From the jacket copy of Linda Gregerson’s new book, The Selvage: “In eloquent poems about Ariadne, Theseus, and Dido, the death of a father, and a bombing raid in Lebanon, and in a magnificent series detailing Masaccio’s Brancacci frescoes, The Selvage deftly traces the ‘line between’ the ‘wonder and woe’ of human experience. Keenly attuned to the precariousness of our existence in a fractured world–of ‘how little the world will spare us’–Gregerson explores the cruelty of human and political violence, such as the recent island massacre in Norway and ‘the current nightmare’ of war and terrorism. And yet, running as a ‘counterpoint’ to violence and cruelty is ‘The reigning brilliance / of the genome and / the risen moon…,’ ‘The / arachnids exoskeleton.
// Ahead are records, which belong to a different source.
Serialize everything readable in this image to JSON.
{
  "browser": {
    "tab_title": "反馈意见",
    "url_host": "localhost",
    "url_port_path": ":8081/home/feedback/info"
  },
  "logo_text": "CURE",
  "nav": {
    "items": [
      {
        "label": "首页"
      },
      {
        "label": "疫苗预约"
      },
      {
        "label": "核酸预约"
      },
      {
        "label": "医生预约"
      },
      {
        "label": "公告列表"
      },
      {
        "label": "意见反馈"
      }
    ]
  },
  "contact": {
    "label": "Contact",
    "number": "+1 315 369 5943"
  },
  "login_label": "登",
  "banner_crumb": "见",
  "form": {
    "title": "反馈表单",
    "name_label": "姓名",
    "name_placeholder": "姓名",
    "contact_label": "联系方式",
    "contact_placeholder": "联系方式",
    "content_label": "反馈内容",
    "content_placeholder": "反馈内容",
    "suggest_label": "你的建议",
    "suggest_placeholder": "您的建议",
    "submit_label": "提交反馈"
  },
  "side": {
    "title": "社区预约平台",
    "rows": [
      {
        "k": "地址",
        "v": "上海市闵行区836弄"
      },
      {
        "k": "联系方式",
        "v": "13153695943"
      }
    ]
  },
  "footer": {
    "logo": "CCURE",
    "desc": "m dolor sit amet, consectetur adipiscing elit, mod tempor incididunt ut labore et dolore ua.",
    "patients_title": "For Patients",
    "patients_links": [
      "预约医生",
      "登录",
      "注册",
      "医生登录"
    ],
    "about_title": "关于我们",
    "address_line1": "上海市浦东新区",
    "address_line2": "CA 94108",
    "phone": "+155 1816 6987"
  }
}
The kestrels eye.’ The Selvage is the boldest evidence yet that Linda Gregerson’s unique combination of dramatic lyricism and fierce intelligence transcends current fashions to claim an enduring place in American poetry.”
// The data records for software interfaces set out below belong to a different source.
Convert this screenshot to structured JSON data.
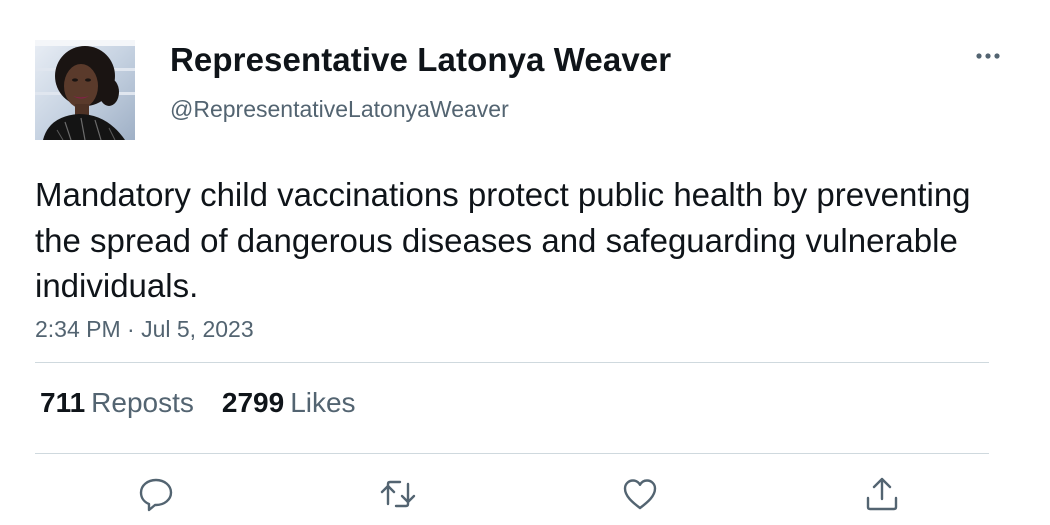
{
  "author": {
    "display_name": "Representative Latonya Weaver",
    "handle": "@RepresentativeLatonyaWeaver",
    "avatar_icon": "profile-photo"
  },
  "header": {
    "more_icon": "more-horizontal-icon"
  },
  "tweet": {
    "text": "Mandatory child vaccinations protect public health by preventing the spread of dangerous diseases and safeguarding vulnerable individuals.",
    "timestamp": "2:34 PM · Jul 5, 2023"
  },
  "stats": {
    "reposts_count": "711",
    "reposts_label": "Reposts",
    "likes_count": "2799",
    "likes_label": "Likes"
  },
  "actions": {
    "reply_icon": "reply-icon",
    "repost_icon": "repost-icon",
    "like_icon": "heart-icon",
    "share_icon": "share-icon"
  },
  "colors": {
    "text_primary": "#0f1419",
    "text_secondary": "#536471",
    "divider": "#cfd9de"
  }
}
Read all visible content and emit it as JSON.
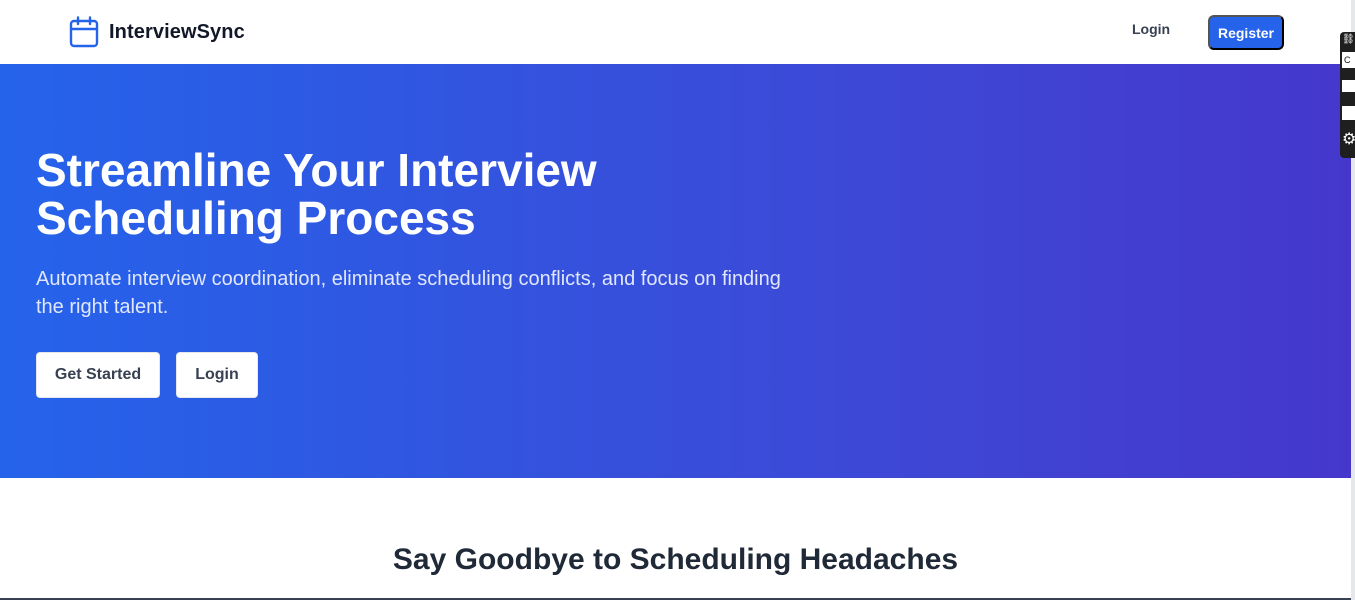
{
  "nav": {
    "brand_name": "InterviewSync",
    "brand_icon": "calendar-icon",
    "login_label": "Login",
    "register_label": "Register"
  },
  "hero": {
    "title": "Streamline Your Interview Scheduling Process",
    "subtitle": "Automate interview coordination, eliminate scheduling conflicts, and focus on finding the right talent.",
    "get_started_label": "Get Started",
    "login_label": "Login"
  },
  "section": {
    "title": "Say Goodbye to Scheduling Headaches"
  },
  "extension_widget": {
    "c_label": "C",
    "icons": [
      "link-icon",
      "gear-icon"
    ]
  },
  "colors": {
    "primary": "#2563eb",
    "hero_gradient_start": "#2563eb",
    "hero_gradient_end": "#4537cc",
    "white": "#ffffff",
    "heading_text": "#1f2937"
  }
}
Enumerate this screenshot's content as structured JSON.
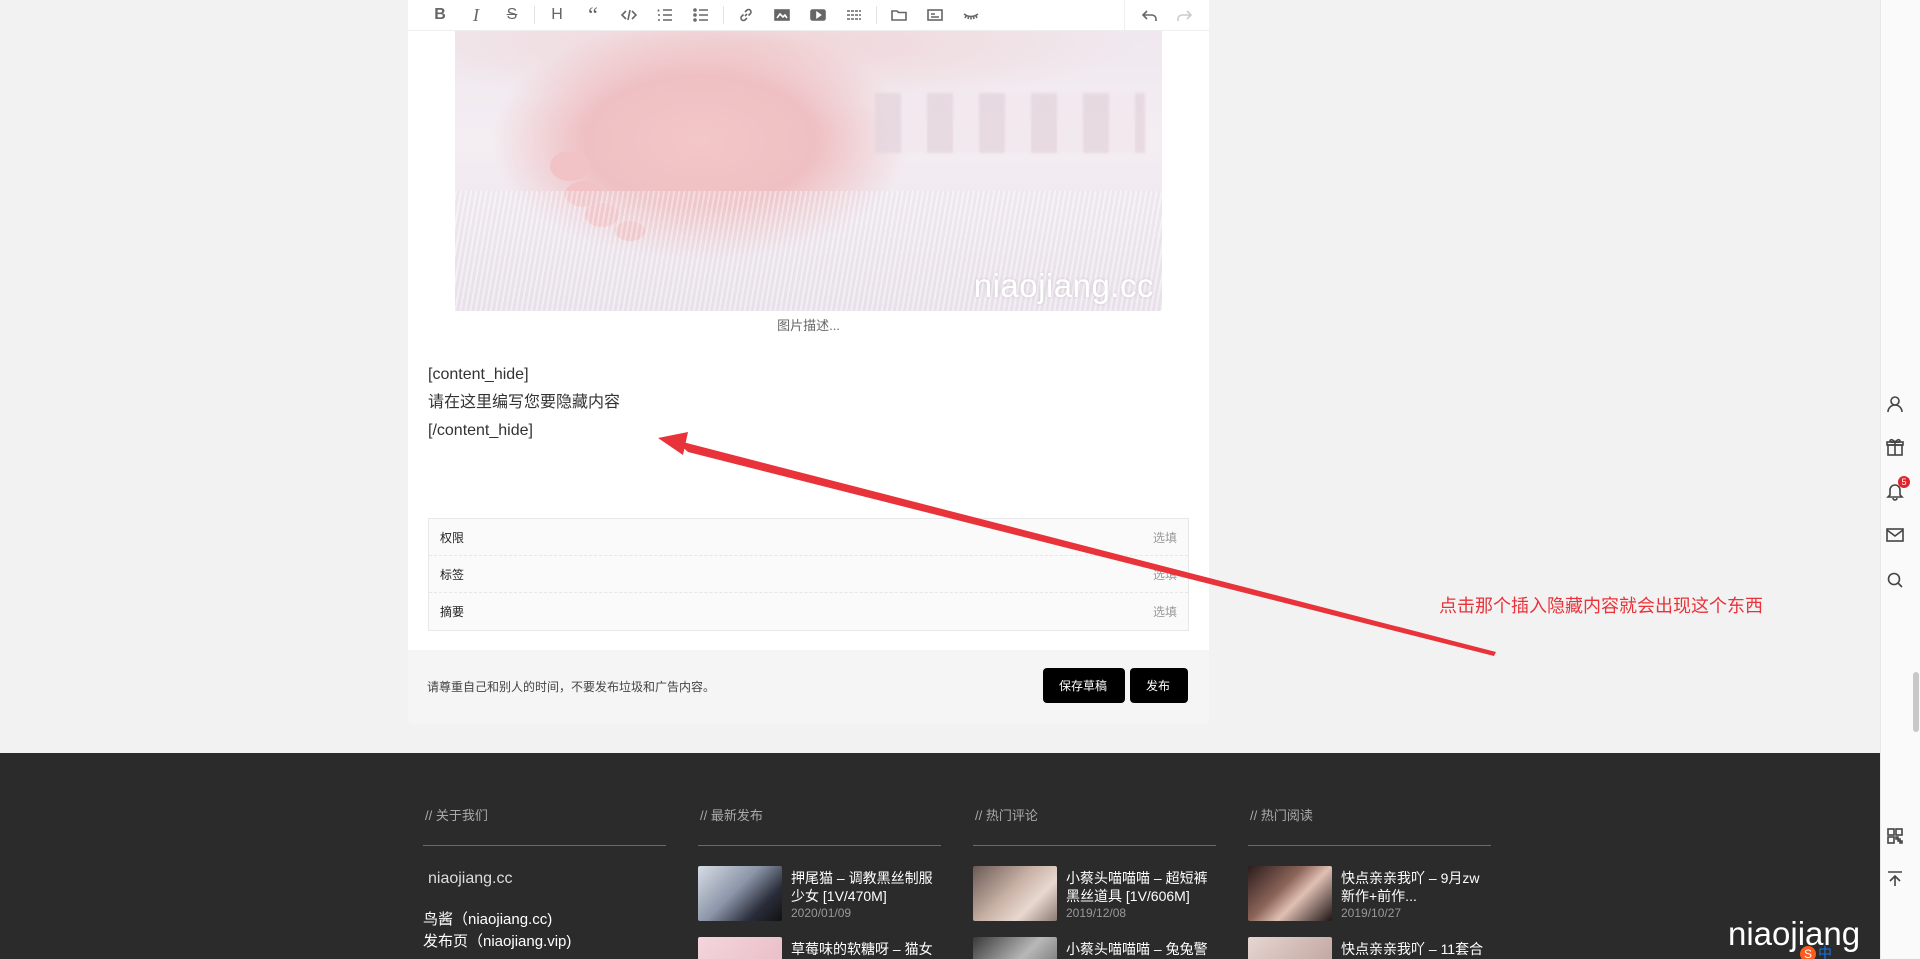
{
  "toolbar": {
    "buttons": [
      "bold",
      "italic",
      "strikethrough",
      "heading",
      "quote",
      "code",
      "ordered-list",
      "unordered-list",
      "link",
      "image",
      "video",
      "divider",
      "file",
      "card",
      "hide"
    ]
  },
  "editor": {
    "image_watermark": "niaojiang.cc",
    "image_caption": "图片描述...",
    "lines": [
      "[content_hide]",
      "请在这里编写您要隐藏内容",
      "[/content_hide]"
    ]
  },
  "meta": {
    "rows": [
      {
        "label": "权限",
        "hint": "选填"
      },
      {
        "label": "标签",
        "hint": "选填"
      },
      {
        "label": "摘要",
        "hint": "选填"
      }
    ]
  },
  "submit": {
    "note": "请尊重自己和别人的时间，不要发布垃圾和广告内容。",
    "draft_label": "保存草稿",
    "publish_label": "发布"
  },
  "annotation": {
    "text": "点击那个插入隐藏内容就会出现这个东西",
    "color": "#e8333a"
  },
  "rail": {
    "notification_count": "5"
  },
  "footer": {
    "about": {
      "title": "// 关于我们",
      "site": "niaojiang.cc",
      "links": [
        "鸟酱（niaojiang.cc)",
        "发布页（niaojiang.vip)"
      ]
    },
    "latest": {
      "title": "// 最新发布",
      "posts": [
        {
          "title": "押尾猫 – 调教黑丝制服少女 [1V/470M]",
          "date": "2020/01/09"
        },
        {
          "title": "草莓味的软糖呀 – 猫女"
        }
      ]
    },
    "hot_comments": {
      "title": "// 热门评论",
      "posts": [
        {
          "title": "小蔡头喵喵喵 – 超短裤黑丝道具 [1V/606M]",
          "date": "2019/12/08"
        },
        {
          "title": "小蔡头喵喵喵 – 兔兔警"
        }
      ]
    },
    "hot_reads": {
      "title": "// 热门阅读",
      "posts": [
        {
          "title": "快点亲亲我吖 – 9月zw新作+前作...",
          "date": "2019/10/27"
        },
        {
          "title": "快点亲亲我吖 – 11套合"
        }
      ]
    },
    "watermark": "niaojiang",
    "ime": "中"
  }
}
Linda Gregerson is a National Book Award finalist and Kingsley Tufts Award winner, and her work has appeared in NER since 1982 (4.4), and most recently in 2011 (31.4). You can hear her read from this new book in our Bread Loaf Audio Series.
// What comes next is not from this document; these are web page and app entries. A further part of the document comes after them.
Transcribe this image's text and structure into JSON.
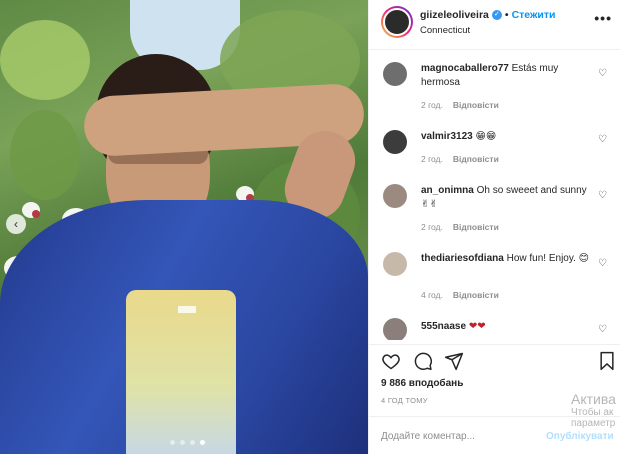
{
  "post": {
    "username": "giizeleoliveira",
    "separator": "•",
    "follow_label": "Стежити",
    "location": "Connecticut",
    "more_label": "•••",
    "verified_mark": "✓"
  },
  "comments": [
    {
      "user": "magnocaballero77",
      "text": "Estás muy hermosa",
      "time": "2 год.",
      "reply": "Відповісти",
      "avatar_color": "#6e6e6e"
    },
    {
      "user": "valmir3123",
      "text": "😁😁",
      "time": "2 год.",
      "reply": "Відповісти",
      "avatar_color": "#3c3c3c"
    },
    {
      "user": "an_onimna",
      "text": "Oh so sweeet and sunny✌✌",
      "time": "2 год.",
      "reply": "Відповісти",
      "avatar_color": "#9b8a80"
    },
    {
      "user": "thediariesofdiana",
      "text": "How fun! Enjoy. 😊",
      "time": "4 год.",
      "reply": "Відповісти",
      "avatar_color": "#c7b9aa"
    },
    {
      "user": "555naase",
      "text": "❤❤",
      "avatar_color": "#8a7f7a"
    }
  ],
  "stats": {
    "likes": "9 886 вподобань",
    "time_ago": "4 год тому"
  },
  "comment_box": {
    "placeholder": "Додайте коментар...",
    "publish_label": "Опублікувати"
  },
  "photo": {
    "carousel_dots": 4,
    "active_dot": 3
  },
  "watermark": {
    "line1": "Актива",
    "line2": "Чтобы ак",
    "line3": "параметр"
  }
}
Linda Gregerson Reading at Bread Loaf

Linda Gregerson reads at the Bread Loaf Writers’ Conference.

“The Selvage” was originally published in Poetry

The Selvage

“Her Argument for the Existence of God” was originally published in PN Review (UK).

Her Argument for the Existence of God

This reading took place August 11, 2010.

To listen to the entire reading, or to other readings and lectures from the Bread Loaf Writers’ Conference, visit their iTunesU site.

Linda Gregerson’s books of poetry include Magnetic North (Houghton Mifflin, 2007); Waterborne (Houghton Mifflin, 2002), winner of the Kingsley Tufts Poetry Award; The Woman Who Died in Her Sleep (1996), a finalist for both The Poet’s Prize and the Lenore Marshall Award; and Fire in the Conservatory (1982). She is also the author of literary criticism, including Negative Capability: Contemporary American Poetry (2001) and The Reformation of the Subject: Spenser, Milton, and the English Protestant Epic (1995).